═══ DATA PROVIDED ═══

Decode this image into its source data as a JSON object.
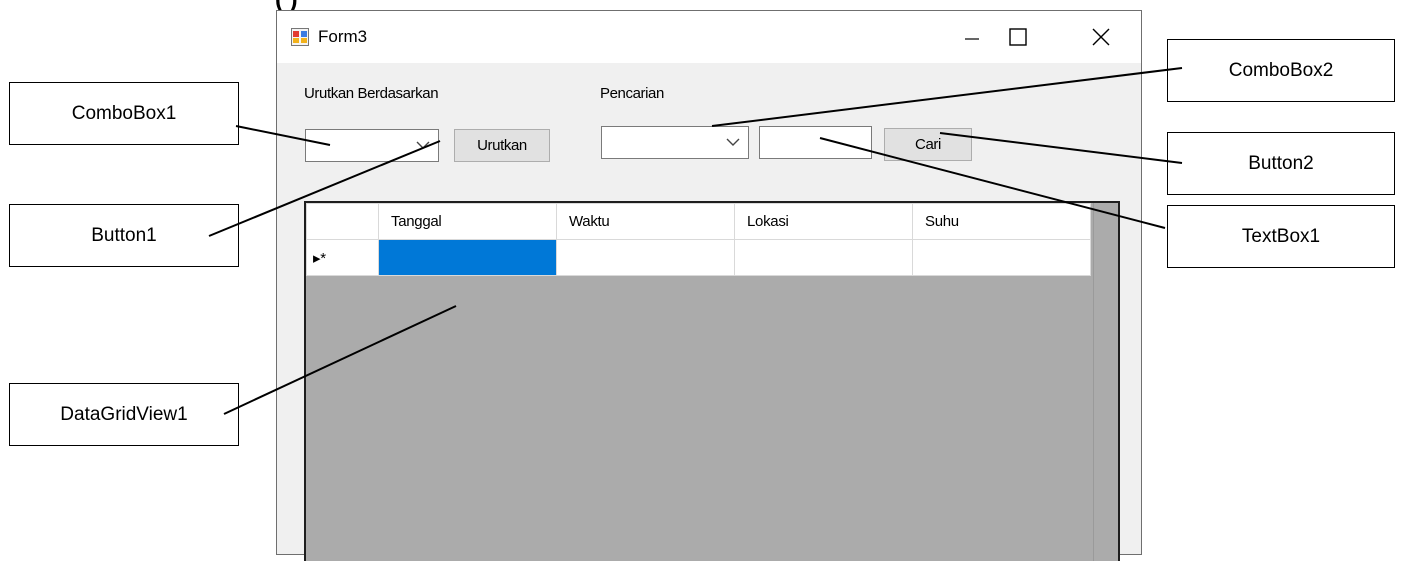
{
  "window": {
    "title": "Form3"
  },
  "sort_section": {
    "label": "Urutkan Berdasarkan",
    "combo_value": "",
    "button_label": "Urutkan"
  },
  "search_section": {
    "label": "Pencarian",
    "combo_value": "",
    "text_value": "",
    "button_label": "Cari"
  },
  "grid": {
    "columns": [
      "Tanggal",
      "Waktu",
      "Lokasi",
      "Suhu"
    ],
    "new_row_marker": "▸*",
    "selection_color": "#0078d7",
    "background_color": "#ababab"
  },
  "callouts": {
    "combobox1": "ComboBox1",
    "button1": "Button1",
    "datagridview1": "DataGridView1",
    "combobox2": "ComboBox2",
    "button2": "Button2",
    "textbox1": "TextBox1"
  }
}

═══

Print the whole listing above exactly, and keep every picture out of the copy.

Decode this image into its source data as a JSON object.
{
  "window": {
    "title": "Form3"
  },
  "sort_section": {
    "label": "Urutkan Berdasarkan",
    "combo_value": "",
    "button_label": "Urutkan"
  },
  "search_section": {
    "label": "Pencarian",
    "combo_value": "",
    "text_value": "",
    "button_label": "Cari"
  },
  "grid": {
    "columns": [
      "Tanggal",
      "Waktu",
      "Lokasi",
      "Suhu"
    ],
    "new_row_marker": "▸*",
    "selection_color": "#0078d7",
    "background_color": "#ababab"
  },
  "callouts": {
    "combobox1": "ComboBox1",
    "button1": "Button1",
    "datagridview1": "DataGridView1",
    "combobox2": "ComboBox2",
    "button2": "Button2",
    "textbox1": "TextBox1"
  }
}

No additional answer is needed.